Data for processing:
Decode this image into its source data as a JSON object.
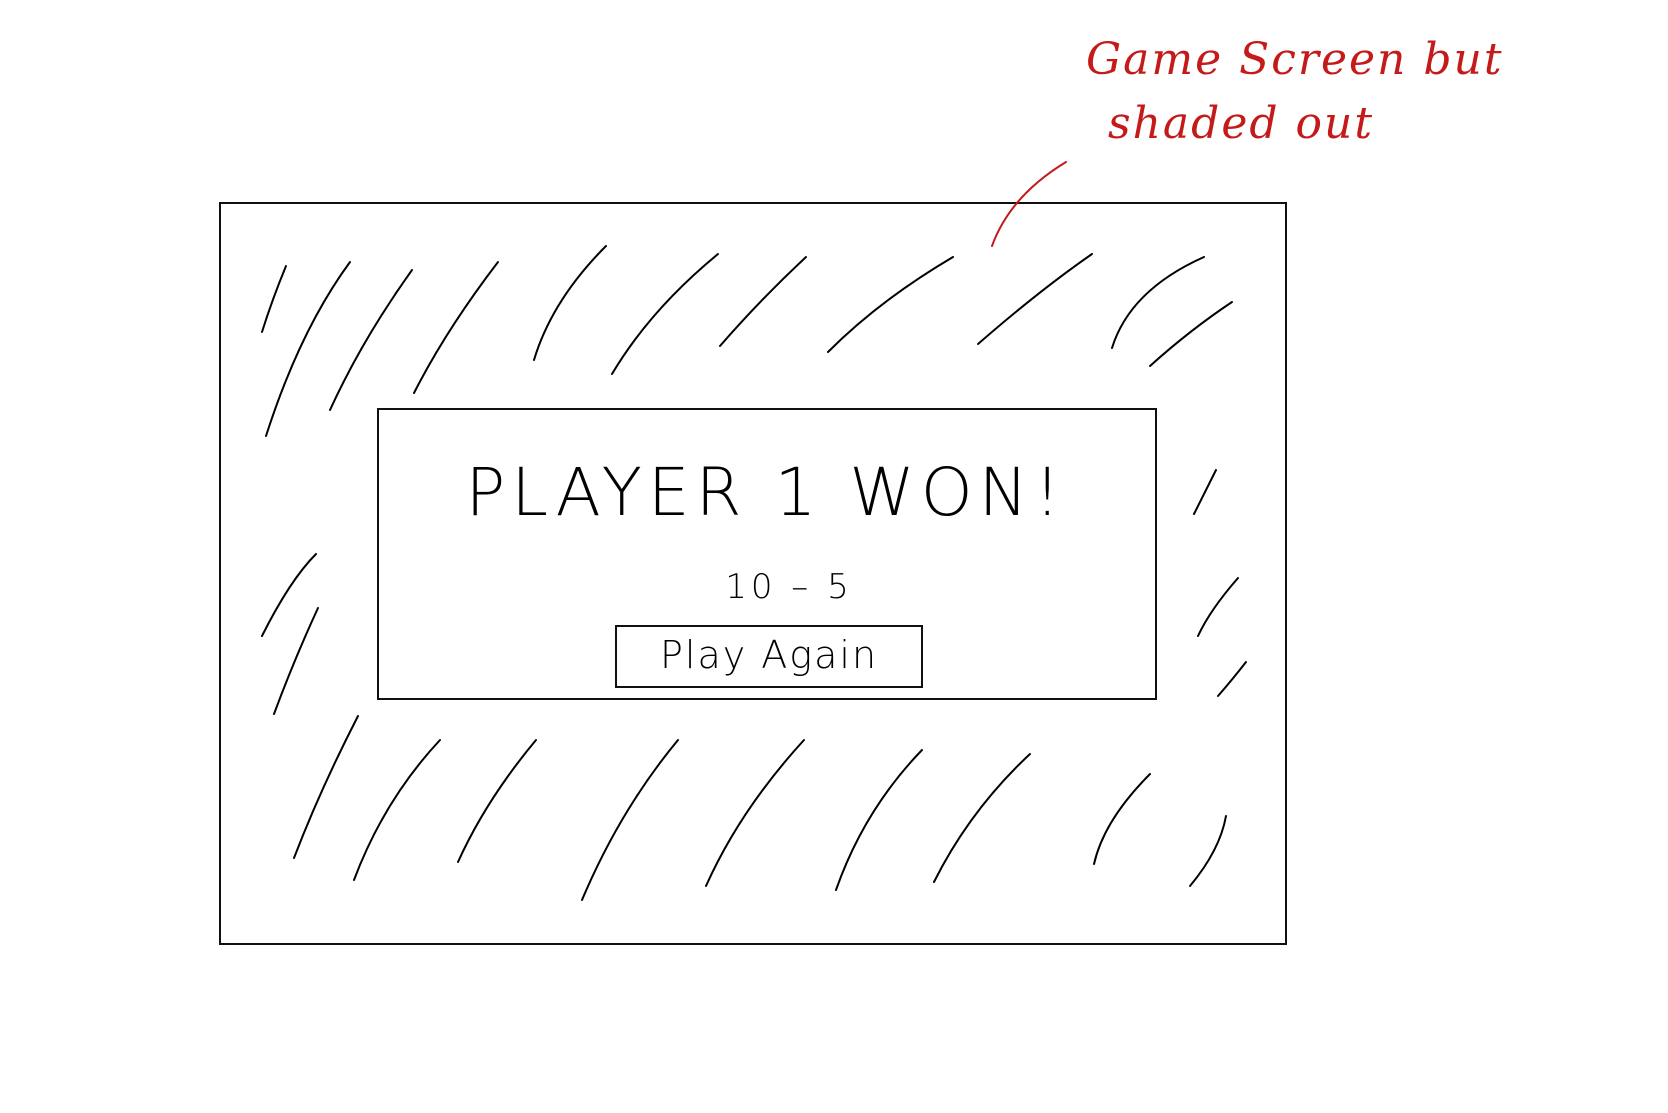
{
  "annotation": {
    "line1": "Game   Screen   but",
    "line2": "shaded   out",
    "color": "#c41a1a"
  },
  "win_dialog": {
    "title": "PLAYER 1   WON!",
    "score": "10 – 5",
    "button_label": "Play Again"
  },
  "ink_color": "#000000"
}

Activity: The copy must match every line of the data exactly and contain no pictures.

Answer section:
Decode this image into its source data as a JSON object.
{
  "annotation": {
    "line1": "Game   Screen   but",
    "line2": "shaded   out",
    "color": "#c41a1a"
  },
  "win_dialog": {
    "title": "PLAYER 1   WON!",
    "score": "10 – 5",
    "button_label": "Play Again"
  },
  "ink_color": "#000000"
}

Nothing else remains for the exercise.